; Will's work allowed Ornette to see a conductor’s score of this celebrated piece for the first time. He also did the music copying for David Murray's Big Band, the Craig Harris/Seku Sundiata Project for Brown University, and the World Saxophone Quartet, including their Jimi Hendrix
Connell co-founded the band Commitment with Jason Kao Hwang
, William Parker
and Zen Matsuura
in 1978. The band would perform at the Kool Jazz Festival and Moers Jazz Festival during its first year. But in the same period, he began creating music with the newest residents of the East Village, punk rockers and no wave artists. These included James Chance, as well as the bands Minor Threat and Black Flag when they came through town. Other LES jazz musicians who found this genre welcoming included Daniel Carter
and Sabir Mateen
. Don Cherry
also spent significant time with members of Talking Heads and in this period Ornette Coleman lived on Prince Street and grew Prime Time. There was fertile ground for powerful cross-pollination. Connell saw the connection between the ‘70s-‘80s punk movement and the 1960s’ special brand of openness, acceptance and need to break with convention. Through this circle he became acquainted with singer-songwriter Ryan Adams, with whom he’d perform on TV’s David Letterman show some years later.
Through the ‘80s and ‘90s, when downtown became Downtown, the music was celebrated and played globally. Will Connell was there to give it street cred. And he continued on this path to serve as a genuine artifact even as he offered a kind of youthful enthusiasm to the moment. Into this century, the vitality was there and an aging Will Connell apparently knew no bounds, never had the want to slow down. He led a series of combos that included such names as Tomas Ulrich
, Anders Nilsson
, Thurman Barker
, Ras Moshe
so many others and thrived in his work with the quartet Sadhana, co-led by Vincent Chancey and powered by the young energy of Max Johnson and Jeremy Calstedt. Will was a charter member of the Jazz and Poetry Collective and a series of other bands he was only happy to be a part of if the vibe was there. He served as guest curator at the Stone in 2012, which brought him some note, and his renown among the musicians only grew as he encountered still newer music adventurers and visitors along the way. Yet popular acclaim continued to elude him. Will was a featured performer earlier this year in an Arts for Art concert dedicated to Tapscott’s legacy. He was also a member of the at least a couple of all-star bands for events that this author produced including the Drums For Warren" benefit concert in support of Warren Smith
, and the The Tribute to New York Eye & Ear Control" concert this past June.
Though rarely in the spotlight over the decades, Will Connell was a deeply relevant part of this rather unclassifiable musical genre which prides itself on free improvisation as much as post-modern composition, the expansiveness of world sounds and the bite of revolutionary politics.

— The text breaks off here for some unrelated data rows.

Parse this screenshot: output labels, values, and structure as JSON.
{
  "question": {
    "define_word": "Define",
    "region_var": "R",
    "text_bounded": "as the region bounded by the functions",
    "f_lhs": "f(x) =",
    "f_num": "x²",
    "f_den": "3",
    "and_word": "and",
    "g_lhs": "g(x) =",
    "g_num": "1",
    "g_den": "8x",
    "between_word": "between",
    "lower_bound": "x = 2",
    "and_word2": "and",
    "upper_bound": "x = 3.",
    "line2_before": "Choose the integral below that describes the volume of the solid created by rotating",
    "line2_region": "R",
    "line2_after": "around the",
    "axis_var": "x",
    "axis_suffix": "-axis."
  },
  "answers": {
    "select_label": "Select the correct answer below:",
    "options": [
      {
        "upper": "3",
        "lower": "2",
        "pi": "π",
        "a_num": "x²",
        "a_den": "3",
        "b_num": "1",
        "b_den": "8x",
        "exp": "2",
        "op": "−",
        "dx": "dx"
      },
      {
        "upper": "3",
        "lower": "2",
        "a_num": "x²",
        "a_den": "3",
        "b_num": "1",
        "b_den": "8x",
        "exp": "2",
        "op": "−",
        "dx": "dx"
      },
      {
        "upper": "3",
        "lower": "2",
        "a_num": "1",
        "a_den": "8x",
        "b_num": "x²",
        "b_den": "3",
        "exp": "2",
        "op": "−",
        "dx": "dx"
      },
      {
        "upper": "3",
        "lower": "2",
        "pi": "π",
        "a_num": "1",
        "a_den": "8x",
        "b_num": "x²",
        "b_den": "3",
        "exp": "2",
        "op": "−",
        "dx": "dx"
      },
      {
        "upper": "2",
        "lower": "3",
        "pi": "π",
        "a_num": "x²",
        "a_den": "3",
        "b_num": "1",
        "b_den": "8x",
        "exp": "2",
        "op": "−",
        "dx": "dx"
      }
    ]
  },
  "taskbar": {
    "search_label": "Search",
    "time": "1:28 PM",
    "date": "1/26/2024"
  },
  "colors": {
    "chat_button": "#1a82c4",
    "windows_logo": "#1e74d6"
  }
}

And yet his message, at the close of each warm encounter, remained “peace”. That was Will, the rebel who extended an open hand, never a fist. Usually preferring to be a member of a band as opposed to its leader, often seen as “a section man” in larger ensembles and a “background” guy though a powerfully screaming soloist, Connell may have been the last of the modest greats. And oh, how this quiet giant is missed.
peace.John Pietaro is a musician, writer and cultural organizer from Brooklyn NY. Visit him on the web at DissidentArts.com.